Uh, well, wow. After fielding questions about Final Fantasy and naval aircraft carriers, I figured I’d have to return to this territory sooner than later. Obviously her husband is best seen through the rear view mirror of her car going a hundred miles an hour toward anywhere else in the world, but abusive relationships are tricky. Like the hypothetical toad in boiling water, an abusive relationship grows insidiously. It’s like your partner has charming quirks that set them off, and that’s okay because everyone has a weird hang-up or two. Then they snap at you with fury reflecting out of their eyes before apologizing profusely the first time. That behavior shifts from an exception to an expectation.
Rose colored glasses is an appropriate way to put it. To reconcile her pleasant memories of the relationship’s beginning to the harsh reality of what it has become, she blames herself and finds deficiency where there is none. Self loathing ravages her being, and her partner’s continued abuse only serves to justify every hateful thing she’s become used to telling herself. If she’s already enduring a mental illness, she will be taken to the edge. This is why pulling a friend out of an abusive relationship is so perilous; you have to help them fight the demons within and without.

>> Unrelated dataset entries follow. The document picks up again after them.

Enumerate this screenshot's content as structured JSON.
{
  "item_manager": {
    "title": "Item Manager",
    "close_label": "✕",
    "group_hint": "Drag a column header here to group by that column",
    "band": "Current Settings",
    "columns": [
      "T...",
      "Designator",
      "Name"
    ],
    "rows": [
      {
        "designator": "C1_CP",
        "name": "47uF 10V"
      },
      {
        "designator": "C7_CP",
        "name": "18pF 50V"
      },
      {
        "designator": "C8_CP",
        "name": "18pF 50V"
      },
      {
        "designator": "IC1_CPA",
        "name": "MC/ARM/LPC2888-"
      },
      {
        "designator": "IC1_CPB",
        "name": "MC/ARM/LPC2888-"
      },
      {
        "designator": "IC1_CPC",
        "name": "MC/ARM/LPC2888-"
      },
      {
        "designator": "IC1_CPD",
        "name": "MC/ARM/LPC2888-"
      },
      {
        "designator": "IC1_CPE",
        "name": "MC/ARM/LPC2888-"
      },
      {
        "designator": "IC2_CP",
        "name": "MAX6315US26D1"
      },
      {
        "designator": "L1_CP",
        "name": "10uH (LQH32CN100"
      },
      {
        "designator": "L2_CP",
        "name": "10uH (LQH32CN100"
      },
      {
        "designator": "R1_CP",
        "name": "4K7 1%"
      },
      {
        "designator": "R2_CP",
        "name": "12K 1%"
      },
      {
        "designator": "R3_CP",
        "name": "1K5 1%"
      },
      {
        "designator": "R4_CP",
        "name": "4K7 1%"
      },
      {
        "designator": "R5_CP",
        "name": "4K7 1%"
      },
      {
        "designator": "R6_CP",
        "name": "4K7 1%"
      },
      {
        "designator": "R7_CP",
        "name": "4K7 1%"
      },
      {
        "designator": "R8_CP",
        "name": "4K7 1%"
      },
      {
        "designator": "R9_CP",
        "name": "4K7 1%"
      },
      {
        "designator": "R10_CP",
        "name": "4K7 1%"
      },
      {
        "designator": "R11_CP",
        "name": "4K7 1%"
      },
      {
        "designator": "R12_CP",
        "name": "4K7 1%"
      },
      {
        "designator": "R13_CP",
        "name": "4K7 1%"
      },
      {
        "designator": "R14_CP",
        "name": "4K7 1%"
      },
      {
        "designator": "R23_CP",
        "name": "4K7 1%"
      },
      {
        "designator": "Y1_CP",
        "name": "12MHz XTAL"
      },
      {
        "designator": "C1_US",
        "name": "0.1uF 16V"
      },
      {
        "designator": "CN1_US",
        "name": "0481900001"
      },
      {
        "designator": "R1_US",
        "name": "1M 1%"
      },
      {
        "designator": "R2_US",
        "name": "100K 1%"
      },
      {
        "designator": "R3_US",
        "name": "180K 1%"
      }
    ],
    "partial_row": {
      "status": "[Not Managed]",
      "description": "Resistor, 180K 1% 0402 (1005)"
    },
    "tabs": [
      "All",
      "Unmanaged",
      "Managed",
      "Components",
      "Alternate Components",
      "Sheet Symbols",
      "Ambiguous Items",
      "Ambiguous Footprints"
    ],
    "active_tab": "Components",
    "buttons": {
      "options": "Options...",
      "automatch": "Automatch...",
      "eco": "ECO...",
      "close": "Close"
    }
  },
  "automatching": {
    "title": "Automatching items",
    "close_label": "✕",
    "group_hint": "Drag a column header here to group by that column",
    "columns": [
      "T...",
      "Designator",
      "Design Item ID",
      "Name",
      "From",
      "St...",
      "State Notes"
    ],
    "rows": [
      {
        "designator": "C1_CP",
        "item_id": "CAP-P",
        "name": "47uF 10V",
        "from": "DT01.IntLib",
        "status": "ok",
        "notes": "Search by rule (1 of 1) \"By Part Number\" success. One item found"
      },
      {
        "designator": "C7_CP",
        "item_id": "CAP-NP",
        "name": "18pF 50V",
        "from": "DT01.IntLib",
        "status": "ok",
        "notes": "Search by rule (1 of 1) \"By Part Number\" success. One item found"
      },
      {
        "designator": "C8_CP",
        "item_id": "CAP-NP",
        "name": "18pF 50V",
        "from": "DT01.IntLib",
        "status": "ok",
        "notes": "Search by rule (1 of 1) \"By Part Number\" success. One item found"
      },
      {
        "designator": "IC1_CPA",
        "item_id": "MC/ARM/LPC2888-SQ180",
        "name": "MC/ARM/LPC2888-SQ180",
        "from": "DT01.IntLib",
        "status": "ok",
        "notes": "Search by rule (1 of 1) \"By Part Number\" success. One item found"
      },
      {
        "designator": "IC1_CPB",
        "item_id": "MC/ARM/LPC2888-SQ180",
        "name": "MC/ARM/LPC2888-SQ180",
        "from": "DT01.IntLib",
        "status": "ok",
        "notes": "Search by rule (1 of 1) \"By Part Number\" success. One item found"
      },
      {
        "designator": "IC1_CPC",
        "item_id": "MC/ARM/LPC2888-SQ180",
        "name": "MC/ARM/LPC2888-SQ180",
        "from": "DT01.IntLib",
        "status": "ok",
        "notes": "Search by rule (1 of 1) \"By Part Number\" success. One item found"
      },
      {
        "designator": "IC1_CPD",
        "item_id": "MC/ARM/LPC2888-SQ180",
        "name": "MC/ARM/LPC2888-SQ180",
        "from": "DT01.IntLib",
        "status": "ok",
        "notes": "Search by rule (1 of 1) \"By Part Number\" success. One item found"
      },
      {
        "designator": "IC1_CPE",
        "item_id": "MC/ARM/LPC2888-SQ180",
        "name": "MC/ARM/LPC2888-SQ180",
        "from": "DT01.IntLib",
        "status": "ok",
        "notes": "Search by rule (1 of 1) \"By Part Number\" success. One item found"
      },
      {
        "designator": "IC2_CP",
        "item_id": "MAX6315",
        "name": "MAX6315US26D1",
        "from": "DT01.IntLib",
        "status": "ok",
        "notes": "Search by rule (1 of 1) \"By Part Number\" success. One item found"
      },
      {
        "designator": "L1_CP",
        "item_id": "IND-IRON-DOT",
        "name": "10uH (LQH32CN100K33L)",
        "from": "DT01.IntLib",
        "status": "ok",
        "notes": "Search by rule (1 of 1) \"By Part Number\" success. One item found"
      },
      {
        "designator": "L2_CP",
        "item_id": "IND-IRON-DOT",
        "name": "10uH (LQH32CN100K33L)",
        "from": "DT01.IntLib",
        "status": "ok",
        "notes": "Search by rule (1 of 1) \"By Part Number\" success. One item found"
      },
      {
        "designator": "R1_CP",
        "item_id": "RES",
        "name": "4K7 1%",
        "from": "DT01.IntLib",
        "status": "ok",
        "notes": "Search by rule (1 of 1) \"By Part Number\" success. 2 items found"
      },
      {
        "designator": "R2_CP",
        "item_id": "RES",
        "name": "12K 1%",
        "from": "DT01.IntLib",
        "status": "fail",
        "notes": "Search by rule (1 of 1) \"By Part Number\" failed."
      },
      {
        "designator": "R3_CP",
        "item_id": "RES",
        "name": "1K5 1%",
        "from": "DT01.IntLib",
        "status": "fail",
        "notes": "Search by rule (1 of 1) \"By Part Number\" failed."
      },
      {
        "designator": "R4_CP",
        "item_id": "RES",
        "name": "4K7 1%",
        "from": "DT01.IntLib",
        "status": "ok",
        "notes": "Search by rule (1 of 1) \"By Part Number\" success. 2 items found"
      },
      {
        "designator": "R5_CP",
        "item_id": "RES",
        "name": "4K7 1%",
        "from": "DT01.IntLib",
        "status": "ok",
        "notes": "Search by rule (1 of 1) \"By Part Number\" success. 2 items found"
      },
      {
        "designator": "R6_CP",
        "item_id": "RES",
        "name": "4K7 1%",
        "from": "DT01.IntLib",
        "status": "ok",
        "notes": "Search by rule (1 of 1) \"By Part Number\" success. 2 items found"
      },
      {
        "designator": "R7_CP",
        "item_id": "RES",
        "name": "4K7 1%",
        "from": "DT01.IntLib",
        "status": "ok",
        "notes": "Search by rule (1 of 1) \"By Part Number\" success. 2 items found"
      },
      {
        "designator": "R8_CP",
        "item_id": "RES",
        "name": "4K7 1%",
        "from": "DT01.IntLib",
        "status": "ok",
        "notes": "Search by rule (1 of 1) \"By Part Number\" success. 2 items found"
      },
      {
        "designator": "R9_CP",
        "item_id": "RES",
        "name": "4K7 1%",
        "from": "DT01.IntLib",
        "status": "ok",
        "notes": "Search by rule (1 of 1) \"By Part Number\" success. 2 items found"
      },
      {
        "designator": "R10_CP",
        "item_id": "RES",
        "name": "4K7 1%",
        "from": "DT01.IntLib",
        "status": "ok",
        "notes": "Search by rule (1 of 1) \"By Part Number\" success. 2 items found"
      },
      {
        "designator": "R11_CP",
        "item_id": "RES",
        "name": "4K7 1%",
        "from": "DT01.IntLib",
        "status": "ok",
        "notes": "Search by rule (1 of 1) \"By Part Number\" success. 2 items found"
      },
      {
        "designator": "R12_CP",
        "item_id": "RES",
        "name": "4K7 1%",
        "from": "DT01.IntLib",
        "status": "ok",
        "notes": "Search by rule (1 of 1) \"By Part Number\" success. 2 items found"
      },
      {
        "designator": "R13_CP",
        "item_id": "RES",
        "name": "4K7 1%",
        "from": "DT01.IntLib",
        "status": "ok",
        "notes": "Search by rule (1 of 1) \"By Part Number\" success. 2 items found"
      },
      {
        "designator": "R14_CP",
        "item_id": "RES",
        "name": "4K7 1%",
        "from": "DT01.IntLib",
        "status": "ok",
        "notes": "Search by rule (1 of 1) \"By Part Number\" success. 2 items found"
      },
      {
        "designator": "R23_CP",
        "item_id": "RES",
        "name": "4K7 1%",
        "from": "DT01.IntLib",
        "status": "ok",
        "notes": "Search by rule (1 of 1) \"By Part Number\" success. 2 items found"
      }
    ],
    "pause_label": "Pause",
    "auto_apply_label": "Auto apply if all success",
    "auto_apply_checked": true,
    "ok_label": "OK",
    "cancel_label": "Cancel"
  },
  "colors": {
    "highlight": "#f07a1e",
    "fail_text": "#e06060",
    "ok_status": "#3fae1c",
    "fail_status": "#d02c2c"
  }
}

It goes without saying that you have to treat her very delicately. Assure her there’s nothing wrong with her and that people who love her don’t act like that, because you’re very worried for her. Don’t blame her for anything because you want to be the safe place that she needs right now. This also means having to watch in agony as she returns, time and time again, for different reasons, to her abusive husband. You have to keep that frustration under wraps; you’ll only reinforce her negative thoughts if you’re anything less than supportive of her. Instead, you can offer to be helpful in very specific ways that aren’t going to set her off, like offer her transportation, childcare if she has children to take care of, or just allowing her to vent.
You can’t save her though. No one can ever do that for her. Only she can do that. However, it is extraordinarily easier to save yourself if you have a support system that will empower you. Best of luck.
So a guy and girl are out on a date. They’re both playing a competitive video game. Should the guy let her win?
Absolutely not. Victory and playing your best are all that matters. Do you think she’s going to appreciate you for feigning weakness? No. She will not. Don’t be satisfied with just playing your best; brag adopt a swagger-like stance, and become as flashy as possible. Your posture, your hand movements, even your BREATHING must exude style. That is because you are powerful. You are the final boss, and she should know it. If this means adopting tactics which are unorthodox or outside of the rule set imposed by the game, so be it. You are a force of creative nature and you will NOT LET HER WIN. If you lose, it’s okay to complain about it because you’re just “calling Johns” and an unusual circumstance led to your defeat.
Seriously, being competitive is way more fun, and it’s going to draw it out your date also. It’s way more engaging than just playing Nice Guy. She won’t really hold it against you! But if she does you’ll never live it down for the rest of your life.
Any questions you want to see me take on? Write a kind email to firstname.lastname@example.org please!